The COVID-19 pandemic has created unprecedented challenges for maintaining HIV services for clients and has forced healthcare workers around the world to seek out of the box solutions. These adaptations and innovations are crucial considerations for the future of the health workforce as we seek to combat this pandemic and prepare for future challenges. This blog examines the role of the health workforce and lessons learned in maintaining HIV services during COVID-19, and how they are positively changing the landscape of HIV service delivery.

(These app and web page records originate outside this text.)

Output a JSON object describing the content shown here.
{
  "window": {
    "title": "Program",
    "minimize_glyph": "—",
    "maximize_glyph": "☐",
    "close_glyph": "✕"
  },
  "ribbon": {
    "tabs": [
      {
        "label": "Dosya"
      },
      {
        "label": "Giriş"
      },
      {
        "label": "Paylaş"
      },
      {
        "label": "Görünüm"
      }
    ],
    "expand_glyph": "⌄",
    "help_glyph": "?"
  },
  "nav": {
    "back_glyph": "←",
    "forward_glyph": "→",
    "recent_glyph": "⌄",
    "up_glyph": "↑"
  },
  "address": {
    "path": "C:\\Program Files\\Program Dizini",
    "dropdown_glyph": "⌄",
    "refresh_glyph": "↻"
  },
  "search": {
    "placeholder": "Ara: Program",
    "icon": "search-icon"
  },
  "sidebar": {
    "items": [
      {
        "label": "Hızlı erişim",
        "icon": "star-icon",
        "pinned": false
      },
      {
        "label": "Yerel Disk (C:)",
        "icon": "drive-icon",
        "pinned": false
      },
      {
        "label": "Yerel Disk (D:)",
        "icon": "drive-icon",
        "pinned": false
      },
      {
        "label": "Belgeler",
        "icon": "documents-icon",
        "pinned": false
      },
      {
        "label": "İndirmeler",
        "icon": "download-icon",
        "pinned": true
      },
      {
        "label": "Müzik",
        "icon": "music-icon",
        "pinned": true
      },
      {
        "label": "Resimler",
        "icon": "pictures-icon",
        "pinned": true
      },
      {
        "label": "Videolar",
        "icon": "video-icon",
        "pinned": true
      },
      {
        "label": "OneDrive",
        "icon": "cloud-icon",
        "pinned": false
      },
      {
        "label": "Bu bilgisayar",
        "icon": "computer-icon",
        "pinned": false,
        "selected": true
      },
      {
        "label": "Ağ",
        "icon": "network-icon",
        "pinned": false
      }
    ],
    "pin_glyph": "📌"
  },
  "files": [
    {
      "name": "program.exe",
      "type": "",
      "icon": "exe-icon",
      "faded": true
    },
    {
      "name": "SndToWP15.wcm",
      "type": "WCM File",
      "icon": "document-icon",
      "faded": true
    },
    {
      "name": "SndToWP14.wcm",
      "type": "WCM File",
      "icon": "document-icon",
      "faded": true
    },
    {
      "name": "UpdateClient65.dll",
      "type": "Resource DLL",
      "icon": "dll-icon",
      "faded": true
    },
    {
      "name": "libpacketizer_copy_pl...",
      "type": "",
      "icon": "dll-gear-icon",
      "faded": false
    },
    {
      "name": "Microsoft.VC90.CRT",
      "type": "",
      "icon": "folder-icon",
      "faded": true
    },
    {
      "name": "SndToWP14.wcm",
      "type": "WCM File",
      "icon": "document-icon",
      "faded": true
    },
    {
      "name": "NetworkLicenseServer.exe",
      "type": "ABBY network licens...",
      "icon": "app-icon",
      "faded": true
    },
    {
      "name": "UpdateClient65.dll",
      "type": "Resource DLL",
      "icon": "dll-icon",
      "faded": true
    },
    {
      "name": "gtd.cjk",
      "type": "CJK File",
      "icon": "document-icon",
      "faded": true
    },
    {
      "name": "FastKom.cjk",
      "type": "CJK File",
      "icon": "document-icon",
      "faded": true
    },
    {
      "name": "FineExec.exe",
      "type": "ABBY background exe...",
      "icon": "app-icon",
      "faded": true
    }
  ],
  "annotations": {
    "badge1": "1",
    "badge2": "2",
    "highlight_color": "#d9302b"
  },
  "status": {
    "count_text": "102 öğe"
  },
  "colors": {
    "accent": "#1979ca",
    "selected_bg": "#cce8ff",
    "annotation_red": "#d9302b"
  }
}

COVID-19 has exacerbated the pre-existing global healthcare worker shortage; 70 percent of countries surveyed by the World Health Organization reported insufficient staff availability as a key reason for the interruption of essential health services during the pandemic. Healthcare workers have been reassigned to support the demands brought upon health systems by COVID-19. This shift in capacity has been followed by innovative adaptations to HIV service delivery in order to ensure the most efficient use and availability of healthcare workers. These adaptations include remote monitoring of patients, home delivery of refills, and virtual consultations.

USAID Afya Endelevu Nurses pose for a photo during a recent course on COVID-19 vaccine provision held in Zanzibar Islands, Tanzania. The Nurses are part of 100 HCWs contracted in November 2021 to support Emergency Responses to COVID-19 in high risk areas in the Isles.

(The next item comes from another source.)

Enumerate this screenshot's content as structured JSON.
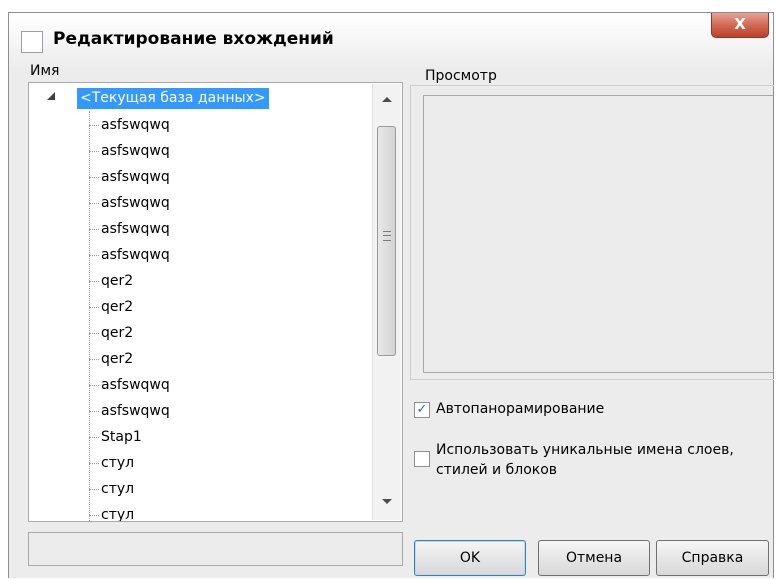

Lessons Learned For the Future

The challenges the COVID-19 pandemic has imposed on HIV service delivery have revealed valuable lessons for governments, healthcare workers, and local partners.

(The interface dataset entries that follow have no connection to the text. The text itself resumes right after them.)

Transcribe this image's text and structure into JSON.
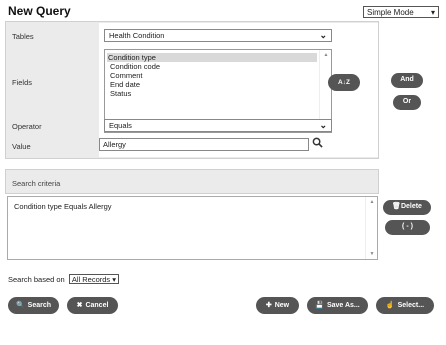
{
  "title": "New Query",
  "mode": {
    "selected": "Simple Mode"
  },
  "form": {
    "tables_label": "Tables",
    "tables_value": "Health Condition",
    "fields_label": "Fields",
    "fields_options": [
      "Condition type",
      "Condition code",
      "Comment",
      "End date",
      "Status"
    ],
    "fields_selected": "Condition type",
    "operator_label": "Operator",
    "operator_value": "Equals",
    "value_label": "Value",
    "value_value": "Allergy"
  },
  "buttons": {
    "sort_glyph": "A↓Z",
    "and": "And",
    "or": "Or",
    "delete": "Delete",
    "paren": "( - )",
    "search": "Search",
    "cancel": "Cancel",
    "new": "New",
    "save_as": "Save As...",
    "select": "Select..."
  },
  "criteria": {
    "header": "Search criteria",
    "lines": [
      "Condition type Equals Allergy"
    ]
  },
  "search_based": {
    "label": "Search based on",
    "value": "All Records"
  }
}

Local partner involvement: Due to their presence within communities, local partners have a unique ability to influence healthcare work conditions and deliver services. Local partners can inspire change and drive the development of sustainable solutions by advocating for policies at the local-government level to ensure a safe environment for workers.

Investing in health systems: COVID-19 has highlighted the need to invest in the health workforce, through investments in worker recruitment, monitoring health workforce data systems, building a sustainable supply of workers, developing policies to support workers, and investing in the retention of workers by creating safe and motivating work environments. These types of investments are crucial for countries to be able to sustain the gains they have made this past year thanks to the innovations and adaptations of the health workforce.

Private sector involvement: The Private sector has a critical role to play in addressing the COVID-19 pandemic and preparing for future challenges. Unjani clinics, a network of over 96 nurse owned and operated private clinics in South Africa, have had an exemplary response during COVID-19 and have remained open throughout this time as an essential service. Unjani has prioritized the safety of their staff by ensuring the availability of PPE and sanitation equipment for clinics. Unjani nurses have been able to disseminate information easily within their networks and incorporate COVID-19 protocols effectively and quickly. The Unjani model is crucial in South Africa, where over 80 percent of the population relies on public provision of health services.

Unjani clinics have also helped combat increases in youth unemployment by placing 50 youth workers in their clinics through the Youth Employment Scheme, a private partner which helps connect youth with employment. By removing the burden of paying for the youth workers, this partnership allows the Unjani clinic nurses to take on more staff without risking their own resources.

Finally, ensuring protection and wellbeing along with the addressing issues pertaining to inadequate numbers of staff are the main struggles for health workers during the COVID-19 pandemic. The private sector has a valuable role to play in providing funding to resolve these issues.

USAID Afya Endelevu laboratory Scientist, Mr. Elias Mariki, processing HIV viral load samples in the PCR Laboratory at Ligula Regional Referral Hospital in Mtwara Region, Southern Tanzania.

The learnings and lessons from this blog were presented at this year’s International AIDS Society (IAS) Conference on HIV Science, PEPFAR health workforce experts, USAID’s Diana Frymus and Sarah Dominis from the U.S. State Department’s Office of the Global AIDS Coordinator, were joined by panelists to discuss the crucial role of healthcare workers in maintaining HIV services during the COVID-19 pandemic. The recorded session is available online.

Guest speakers included Ms. Lynda Toussaint, CEO of Unjani Clinics NPC in South Africa, Ms. Agatha Nthete, a Nurse-Midwife Technician in Malawi, Dr. Goodluck Mwakitosha, Program Manager of the Benjamin Mkapa Foundation in Tanzania, and Dr. Llang Bridget M. Maama-Maime, National Tuberculosis Program Manager and Disease Control Director for Lesotho.

In the past year and a half, healthcare workers have shown unparalleled dedication in the face of the COVID-19 pandemic. This IAS session highlights the incredible innovations and lessons learned, which are now positively changing the landscape of HIV service delivery. The health workforce expert’s testimonies in this session remind us that it is imperative to remain vigilant and prepare now for future challenges.